Cope, D. (2000). The algorithmic composer. Madison, WI: A-R Editions.

Eigenfeldt, A. (2009). The Evolution of Evolutionary Software: Intelligent Rhythm Generation in Kinetic Engine. Proceedings of EvoMusart 09 – European Conference on Evolutionary Computing, Tubingen, Germany, pp. 498-507. Berlin: Springer.

Gardner, M. (1970). Mathematical games: The fantastic combinations of John Conway’s new solitaire game “live.” Scientific American, 223, October, 1970.

Hiller, L., & Isaacson L. Experimental Music (New York: McGraw-Hill, 1959; re-printed Greenwood Press, 1979)

Hochreiter, S., & Schmidhuber, J. (1997). Long short-term memory. Neural Computation, 9(8), 1735-1780.

Lerdahl, F., & Jackendoff, R. (1983). A generative theory of tonal music. Cambridge, Mass.: MIT Press.

Miranda, E. (Ed.). (2011). A-life for music: music and computer models of living systems. Middleton, WI: A-R Editions.

Mohri, M., Rostamizadeh, A., & Talwalkar, A. (2012). Foundations of machine learning. Cambridge, MA: MIT Press.

Niazi, M., & Hussain, A. (2011). Agent-based computing from multi-agent systems to agent-basedmodels: a visual survey. Scientometrics, 89(2), 479-499. https://doi.org/10.1007/s11192-011-0468-9

Nierhaus, G. (2009). Algorithmic composition: paradigms of automated music generation. Wien; New York: Springer. Retrieved from http://dx.doi.org/10.1007/978-3-211-75540-2

Norris, J. (1998). Markov chains (1st public edition). Cambridge, UK; New York: Cambridge University Press.

Novák, V., Perfilieva, I., & Moko, J. (1999). Mathematical principles of fuzzy logic. Boston: Kluwer Academic.

Pearson, K. (1905). “The Problem of the Random Walk”. Nature. 72 (1865): 294. doi:10.1038/072294b0

Sweet, M. (2015). Writing interactive music for video games: A composer’s guide. Upper Saddle River, NJ; Boston; Indianapolis; San Francisco; New York; Toronto; Montreal; London; Munich; Paris; Madrid; Cape Town; Sydney; Tokyo; Singapore; Mexico City: Addison-Wesley.

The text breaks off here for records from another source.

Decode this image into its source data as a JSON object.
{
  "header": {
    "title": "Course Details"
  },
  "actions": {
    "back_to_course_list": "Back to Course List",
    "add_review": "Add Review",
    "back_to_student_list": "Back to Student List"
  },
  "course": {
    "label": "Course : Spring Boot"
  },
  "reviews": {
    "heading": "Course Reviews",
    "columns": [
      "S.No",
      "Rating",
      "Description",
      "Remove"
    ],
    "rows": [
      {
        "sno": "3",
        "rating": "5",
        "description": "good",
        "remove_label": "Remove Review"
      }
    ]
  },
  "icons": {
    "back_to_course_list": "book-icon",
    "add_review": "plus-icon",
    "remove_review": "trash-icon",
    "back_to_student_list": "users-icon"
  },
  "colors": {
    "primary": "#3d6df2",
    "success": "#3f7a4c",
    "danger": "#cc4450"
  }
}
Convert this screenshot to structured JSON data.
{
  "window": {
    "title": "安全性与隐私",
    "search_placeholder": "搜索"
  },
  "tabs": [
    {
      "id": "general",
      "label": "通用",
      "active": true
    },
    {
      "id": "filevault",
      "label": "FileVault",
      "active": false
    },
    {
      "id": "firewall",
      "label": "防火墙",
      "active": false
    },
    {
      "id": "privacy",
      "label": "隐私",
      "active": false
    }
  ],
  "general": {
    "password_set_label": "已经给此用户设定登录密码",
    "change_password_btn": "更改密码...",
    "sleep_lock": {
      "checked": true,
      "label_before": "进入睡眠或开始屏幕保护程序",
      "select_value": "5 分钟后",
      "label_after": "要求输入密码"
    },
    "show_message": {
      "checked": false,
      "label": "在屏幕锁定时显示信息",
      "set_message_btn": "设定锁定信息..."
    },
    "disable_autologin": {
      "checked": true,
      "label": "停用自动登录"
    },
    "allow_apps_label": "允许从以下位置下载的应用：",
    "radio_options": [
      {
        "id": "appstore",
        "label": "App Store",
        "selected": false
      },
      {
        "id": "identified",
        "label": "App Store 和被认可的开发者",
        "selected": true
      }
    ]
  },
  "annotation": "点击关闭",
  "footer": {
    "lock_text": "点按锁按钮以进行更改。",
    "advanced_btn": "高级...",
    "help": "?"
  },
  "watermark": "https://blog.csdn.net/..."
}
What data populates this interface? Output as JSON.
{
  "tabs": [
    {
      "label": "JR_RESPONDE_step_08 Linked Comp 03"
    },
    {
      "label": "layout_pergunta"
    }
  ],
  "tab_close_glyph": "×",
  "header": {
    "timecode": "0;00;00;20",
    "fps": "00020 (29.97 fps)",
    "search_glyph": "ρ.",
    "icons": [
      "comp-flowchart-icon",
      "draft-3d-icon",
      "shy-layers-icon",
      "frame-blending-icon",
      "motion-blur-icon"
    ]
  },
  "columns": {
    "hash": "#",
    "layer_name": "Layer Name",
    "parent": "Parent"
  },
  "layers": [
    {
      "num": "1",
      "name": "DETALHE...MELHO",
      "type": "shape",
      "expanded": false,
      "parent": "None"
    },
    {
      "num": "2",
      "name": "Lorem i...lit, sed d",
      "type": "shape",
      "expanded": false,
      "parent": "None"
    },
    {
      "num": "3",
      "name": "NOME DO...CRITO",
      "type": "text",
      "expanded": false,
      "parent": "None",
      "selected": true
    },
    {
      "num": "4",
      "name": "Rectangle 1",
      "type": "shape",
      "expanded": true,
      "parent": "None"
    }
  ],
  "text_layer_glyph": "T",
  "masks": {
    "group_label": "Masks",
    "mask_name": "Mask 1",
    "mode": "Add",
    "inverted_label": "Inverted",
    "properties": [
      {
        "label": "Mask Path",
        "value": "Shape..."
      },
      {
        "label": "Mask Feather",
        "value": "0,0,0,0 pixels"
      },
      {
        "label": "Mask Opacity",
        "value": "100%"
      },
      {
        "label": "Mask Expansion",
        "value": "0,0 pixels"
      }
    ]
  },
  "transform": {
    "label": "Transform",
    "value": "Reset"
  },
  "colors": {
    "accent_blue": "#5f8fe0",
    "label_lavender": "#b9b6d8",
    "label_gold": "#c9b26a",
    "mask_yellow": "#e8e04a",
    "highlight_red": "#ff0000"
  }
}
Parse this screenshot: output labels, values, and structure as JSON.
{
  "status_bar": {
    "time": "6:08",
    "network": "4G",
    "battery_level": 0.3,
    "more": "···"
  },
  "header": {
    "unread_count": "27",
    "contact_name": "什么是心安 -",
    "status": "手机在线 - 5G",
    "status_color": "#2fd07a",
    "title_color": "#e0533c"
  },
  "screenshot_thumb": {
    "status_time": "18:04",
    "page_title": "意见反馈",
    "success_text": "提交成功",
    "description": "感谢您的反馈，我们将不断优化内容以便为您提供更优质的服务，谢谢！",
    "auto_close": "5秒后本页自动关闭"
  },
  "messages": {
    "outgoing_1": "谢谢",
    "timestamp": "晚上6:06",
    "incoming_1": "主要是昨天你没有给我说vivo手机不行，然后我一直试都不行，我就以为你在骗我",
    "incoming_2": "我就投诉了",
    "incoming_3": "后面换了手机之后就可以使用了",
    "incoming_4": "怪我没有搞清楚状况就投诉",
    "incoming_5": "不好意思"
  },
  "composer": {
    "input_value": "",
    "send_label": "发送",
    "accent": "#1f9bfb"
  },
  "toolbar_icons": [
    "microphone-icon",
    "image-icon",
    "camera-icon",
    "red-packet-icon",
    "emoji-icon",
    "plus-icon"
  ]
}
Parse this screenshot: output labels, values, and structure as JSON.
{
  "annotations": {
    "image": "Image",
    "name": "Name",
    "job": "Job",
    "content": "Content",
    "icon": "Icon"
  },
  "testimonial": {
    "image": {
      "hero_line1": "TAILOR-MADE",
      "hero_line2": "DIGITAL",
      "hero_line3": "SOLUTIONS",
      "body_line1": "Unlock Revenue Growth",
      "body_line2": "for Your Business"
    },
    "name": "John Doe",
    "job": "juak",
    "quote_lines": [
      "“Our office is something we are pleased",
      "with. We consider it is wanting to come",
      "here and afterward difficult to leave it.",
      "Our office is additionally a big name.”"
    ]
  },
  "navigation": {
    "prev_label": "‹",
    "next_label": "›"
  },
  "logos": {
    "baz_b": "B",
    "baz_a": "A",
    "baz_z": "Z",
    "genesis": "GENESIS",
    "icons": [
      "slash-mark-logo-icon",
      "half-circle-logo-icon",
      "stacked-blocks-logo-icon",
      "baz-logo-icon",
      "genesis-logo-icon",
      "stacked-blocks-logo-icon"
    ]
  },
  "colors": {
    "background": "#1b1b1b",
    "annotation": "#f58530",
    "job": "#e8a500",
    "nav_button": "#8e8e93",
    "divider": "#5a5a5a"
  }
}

von Neumann, J. Various techniques used in connection with random digits. A. Householder, G. Forsythe, and H. Germond (eds.), Monte Carlo Method, National Bureau of Standards Applied Mathematics Series, 12 (Washington, D.C.: U.S. Government Printing Office, 1951): 36-38.

Wolfram, S. (2002). A new kind of science. Champaign, IL: Wolfram Media.

Zicarelli, D. (1987). M and Jam Factory. Computer Music Journal, 11(4), 13-29. https://doi.org/10.2307/3680237

Published
2020-01-22
How to Cite
Lopez Duarte, A. (2020). Algorithmic interactive music generation in videogames. SoundEffects - An Interdisciplinary Journal of Sound and Sound Experience, 9(1), 38-59. https://doi.org/10.7146/se.v9i1.118245